He has spent the last few years interred beneath an unglamorous council car park, so Richard III would probably regard the plans for his reburial set out by Leicester Cathedral as something of an improvement.
But the quiet simplicity with which the church authorities intend to re-lay the monarch to rest have proved decidedly underwhelming to some of the monarch’s admirers.
The diocese has revealed plans to place the 15th-century Plantagenet king, whose body was recently discovered by archaeologists, under a ledger stone – no more than a simple slab – in the cathedral’s chancel. Proposals for a more ornate monument were, it said, “disproportionate”. York has also not given up on its claim for the rights to the royal bones. Richard’s lineage stretches back to the northern city, as many schoolchildren know.

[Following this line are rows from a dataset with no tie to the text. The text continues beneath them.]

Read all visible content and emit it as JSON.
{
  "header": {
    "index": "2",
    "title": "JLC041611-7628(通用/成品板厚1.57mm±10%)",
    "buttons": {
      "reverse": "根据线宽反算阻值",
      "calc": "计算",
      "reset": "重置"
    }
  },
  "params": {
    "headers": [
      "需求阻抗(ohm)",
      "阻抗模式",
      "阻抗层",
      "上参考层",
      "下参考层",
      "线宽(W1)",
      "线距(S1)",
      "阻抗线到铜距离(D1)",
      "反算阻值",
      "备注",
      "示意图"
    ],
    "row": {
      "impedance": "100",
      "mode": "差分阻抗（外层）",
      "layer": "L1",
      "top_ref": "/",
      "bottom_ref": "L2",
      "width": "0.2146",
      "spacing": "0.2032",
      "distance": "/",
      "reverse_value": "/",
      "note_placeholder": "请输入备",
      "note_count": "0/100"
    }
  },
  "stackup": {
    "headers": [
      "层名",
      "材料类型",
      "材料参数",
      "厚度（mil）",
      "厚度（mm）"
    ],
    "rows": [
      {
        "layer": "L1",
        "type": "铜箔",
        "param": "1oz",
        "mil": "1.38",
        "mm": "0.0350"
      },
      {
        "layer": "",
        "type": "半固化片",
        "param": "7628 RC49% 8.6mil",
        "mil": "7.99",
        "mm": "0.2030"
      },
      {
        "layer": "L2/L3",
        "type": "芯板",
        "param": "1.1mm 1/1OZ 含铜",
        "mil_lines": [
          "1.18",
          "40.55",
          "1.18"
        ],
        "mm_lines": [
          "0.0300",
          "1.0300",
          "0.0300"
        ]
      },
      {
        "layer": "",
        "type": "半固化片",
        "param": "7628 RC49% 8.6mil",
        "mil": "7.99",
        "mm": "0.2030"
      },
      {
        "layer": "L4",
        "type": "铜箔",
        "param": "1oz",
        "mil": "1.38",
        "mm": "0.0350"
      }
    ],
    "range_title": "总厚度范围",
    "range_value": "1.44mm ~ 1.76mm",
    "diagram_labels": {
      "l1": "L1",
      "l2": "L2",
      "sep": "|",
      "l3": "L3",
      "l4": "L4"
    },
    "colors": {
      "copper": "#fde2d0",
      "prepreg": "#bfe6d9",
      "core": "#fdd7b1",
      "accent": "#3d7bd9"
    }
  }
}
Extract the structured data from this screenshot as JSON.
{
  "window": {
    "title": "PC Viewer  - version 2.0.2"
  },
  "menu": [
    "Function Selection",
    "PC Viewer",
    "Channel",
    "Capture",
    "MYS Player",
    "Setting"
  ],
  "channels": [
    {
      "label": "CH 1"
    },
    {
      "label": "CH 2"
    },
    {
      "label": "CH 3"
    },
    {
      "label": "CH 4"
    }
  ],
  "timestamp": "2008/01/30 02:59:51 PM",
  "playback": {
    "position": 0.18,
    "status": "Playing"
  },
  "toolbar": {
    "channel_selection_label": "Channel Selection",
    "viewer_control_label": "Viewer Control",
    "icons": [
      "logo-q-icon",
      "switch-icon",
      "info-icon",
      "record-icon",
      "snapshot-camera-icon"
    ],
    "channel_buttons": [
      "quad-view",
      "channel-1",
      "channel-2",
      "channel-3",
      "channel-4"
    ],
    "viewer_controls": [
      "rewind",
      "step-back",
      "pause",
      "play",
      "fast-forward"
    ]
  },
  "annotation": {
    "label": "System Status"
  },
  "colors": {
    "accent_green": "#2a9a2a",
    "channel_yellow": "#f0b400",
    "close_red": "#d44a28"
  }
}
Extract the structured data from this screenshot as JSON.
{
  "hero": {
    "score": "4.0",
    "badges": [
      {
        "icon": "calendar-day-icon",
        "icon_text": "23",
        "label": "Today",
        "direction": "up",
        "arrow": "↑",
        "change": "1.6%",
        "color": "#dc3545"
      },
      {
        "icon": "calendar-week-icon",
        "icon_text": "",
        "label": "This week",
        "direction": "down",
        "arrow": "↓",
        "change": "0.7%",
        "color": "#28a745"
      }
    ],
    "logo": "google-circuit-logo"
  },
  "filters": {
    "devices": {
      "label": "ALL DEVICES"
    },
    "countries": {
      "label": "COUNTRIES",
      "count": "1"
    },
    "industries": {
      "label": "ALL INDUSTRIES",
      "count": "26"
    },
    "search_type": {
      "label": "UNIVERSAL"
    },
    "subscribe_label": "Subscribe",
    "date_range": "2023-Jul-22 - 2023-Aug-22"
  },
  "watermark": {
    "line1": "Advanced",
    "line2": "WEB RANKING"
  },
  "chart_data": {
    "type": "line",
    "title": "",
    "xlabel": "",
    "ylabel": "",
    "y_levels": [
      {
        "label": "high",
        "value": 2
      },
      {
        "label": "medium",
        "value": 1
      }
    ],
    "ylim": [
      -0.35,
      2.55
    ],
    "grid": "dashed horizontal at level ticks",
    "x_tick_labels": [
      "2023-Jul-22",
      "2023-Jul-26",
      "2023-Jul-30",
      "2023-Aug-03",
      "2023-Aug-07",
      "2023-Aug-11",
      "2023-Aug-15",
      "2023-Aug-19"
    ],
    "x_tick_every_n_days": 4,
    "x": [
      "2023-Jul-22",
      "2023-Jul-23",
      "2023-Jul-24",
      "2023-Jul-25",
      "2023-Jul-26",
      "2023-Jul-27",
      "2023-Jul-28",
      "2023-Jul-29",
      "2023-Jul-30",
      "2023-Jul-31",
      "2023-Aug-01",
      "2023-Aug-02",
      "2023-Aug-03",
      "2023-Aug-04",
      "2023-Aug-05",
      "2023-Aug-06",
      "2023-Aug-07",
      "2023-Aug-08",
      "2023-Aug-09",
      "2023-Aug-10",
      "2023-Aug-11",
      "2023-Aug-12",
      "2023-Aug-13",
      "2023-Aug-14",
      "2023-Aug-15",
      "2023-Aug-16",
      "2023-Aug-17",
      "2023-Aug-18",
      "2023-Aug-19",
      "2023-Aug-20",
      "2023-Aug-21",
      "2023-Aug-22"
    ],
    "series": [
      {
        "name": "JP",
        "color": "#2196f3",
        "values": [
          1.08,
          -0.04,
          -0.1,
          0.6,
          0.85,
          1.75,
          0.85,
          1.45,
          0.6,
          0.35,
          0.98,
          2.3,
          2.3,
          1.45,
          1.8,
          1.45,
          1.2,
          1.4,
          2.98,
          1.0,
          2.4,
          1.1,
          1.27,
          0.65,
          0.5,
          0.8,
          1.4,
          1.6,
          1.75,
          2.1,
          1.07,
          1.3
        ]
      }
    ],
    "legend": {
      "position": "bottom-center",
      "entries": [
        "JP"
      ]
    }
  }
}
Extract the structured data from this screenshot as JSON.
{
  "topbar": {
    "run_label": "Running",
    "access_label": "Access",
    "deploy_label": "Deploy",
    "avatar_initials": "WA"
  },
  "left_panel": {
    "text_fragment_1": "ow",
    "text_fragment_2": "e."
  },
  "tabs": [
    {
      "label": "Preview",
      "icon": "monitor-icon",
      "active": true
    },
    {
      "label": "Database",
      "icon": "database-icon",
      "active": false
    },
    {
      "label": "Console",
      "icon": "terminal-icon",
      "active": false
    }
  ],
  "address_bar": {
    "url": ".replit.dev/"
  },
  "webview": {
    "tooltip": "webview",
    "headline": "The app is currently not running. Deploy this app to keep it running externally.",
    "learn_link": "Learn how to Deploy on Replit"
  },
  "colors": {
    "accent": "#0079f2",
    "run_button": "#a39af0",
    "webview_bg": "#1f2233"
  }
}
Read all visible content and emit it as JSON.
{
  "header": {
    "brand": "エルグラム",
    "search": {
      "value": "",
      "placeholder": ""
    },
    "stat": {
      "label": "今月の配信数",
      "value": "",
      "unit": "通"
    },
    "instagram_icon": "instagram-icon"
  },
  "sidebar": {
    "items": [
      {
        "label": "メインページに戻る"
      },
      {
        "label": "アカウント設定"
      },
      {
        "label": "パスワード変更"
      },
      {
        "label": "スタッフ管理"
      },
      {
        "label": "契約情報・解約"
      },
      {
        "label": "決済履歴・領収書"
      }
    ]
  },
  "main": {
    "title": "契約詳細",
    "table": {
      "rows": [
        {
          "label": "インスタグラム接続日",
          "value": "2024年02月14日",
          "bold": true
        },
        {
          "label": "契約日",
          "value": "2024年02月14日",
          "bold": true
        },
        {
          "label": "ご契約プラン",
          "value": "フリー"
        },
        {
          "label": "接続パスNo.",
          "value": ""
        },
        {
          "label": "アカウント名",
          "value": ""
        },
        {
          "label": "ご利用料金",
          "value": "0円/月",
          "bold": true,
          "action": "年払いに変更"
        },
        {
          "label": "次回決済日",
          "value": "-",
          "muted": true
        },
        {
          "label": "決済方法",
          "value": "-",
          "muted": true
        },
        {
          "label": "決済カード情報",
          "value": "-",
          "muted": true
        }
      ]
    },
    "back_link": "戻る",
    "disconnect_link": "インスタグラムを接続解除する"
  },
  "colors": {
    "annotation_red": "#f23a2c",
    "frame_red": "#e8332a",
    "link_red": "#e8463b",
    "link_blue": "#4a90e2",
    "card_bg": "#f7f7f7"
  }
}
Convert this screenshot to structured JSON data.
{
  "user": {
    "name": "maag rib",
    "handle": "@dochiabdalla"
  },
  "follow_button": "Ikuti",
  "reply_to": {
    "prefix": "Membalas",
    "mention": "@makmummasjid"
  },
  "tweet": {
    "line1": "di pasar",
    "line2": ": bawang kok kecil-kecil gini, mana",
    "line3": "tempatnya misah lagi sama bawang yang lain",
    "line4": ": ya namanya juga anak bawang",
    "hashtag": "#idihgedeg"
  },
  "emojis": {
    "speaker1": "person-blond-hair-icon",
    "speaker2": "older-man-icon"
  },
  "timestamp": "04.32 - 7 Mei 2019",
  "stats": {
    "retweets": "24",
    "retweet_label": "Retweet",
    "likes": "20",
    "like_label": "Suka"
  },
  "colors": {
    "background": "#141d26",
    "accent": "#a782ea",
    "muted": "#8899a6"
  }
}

The Richard III Society, which was closely involved in the project to find the grave, had also put forward its own design for a tomb. Its East Midlands Branch Secretary, Sally Henshaw, said she was “very disappointed” their idea for a large, limestone table-top design had been shunned.
“There has been a ledger stone dedicated to Richard III in Leicester cathedral since 1982, before his remains were discovered. To simply have another stone does not, I think, really reflect his status as an anointed king, the last of the Plantagenets and his warrior death,” she said. “I think people who will come from all over the world, who have been fascinated by the story, will be disappointed”.
In its defence, there is a case for Leicester’s minimalism. Rumours that Richard III interred his young nephews in the Tower of London, and then murdered them, persist more than 500 years later. Officials said the cathedral was a “modest” building which might be dominated by a large monument and they were keen to avoid anything which was a “pastiche”.
Canon Barry Naylor, acting dean of Leicester Cathedral, said: “We hope it will be a place of dignified simplicity which will give honour to Richard by the prominent location it has, close to the holiest place in the cathedral. “One of the things we have to do at the cathedral is to consider the whole life of the cathedral and [we need] a tomb which will fit into that and we think a ledger stone will be more appropriate rather than a big edifice.”
Richard III reigned for only 26 months, was praised for his cleverness and bravery, but castigated for being a hunchback with a limp and a withered arm,
He was killed at the battle of Bosworth by the forces of the man who would become Henry VII, and was hastily buried in the church of Greyfriars. His wife, Anne Neville, is buried in Westminster Abbey, but his burial next to her has been all but ruled out.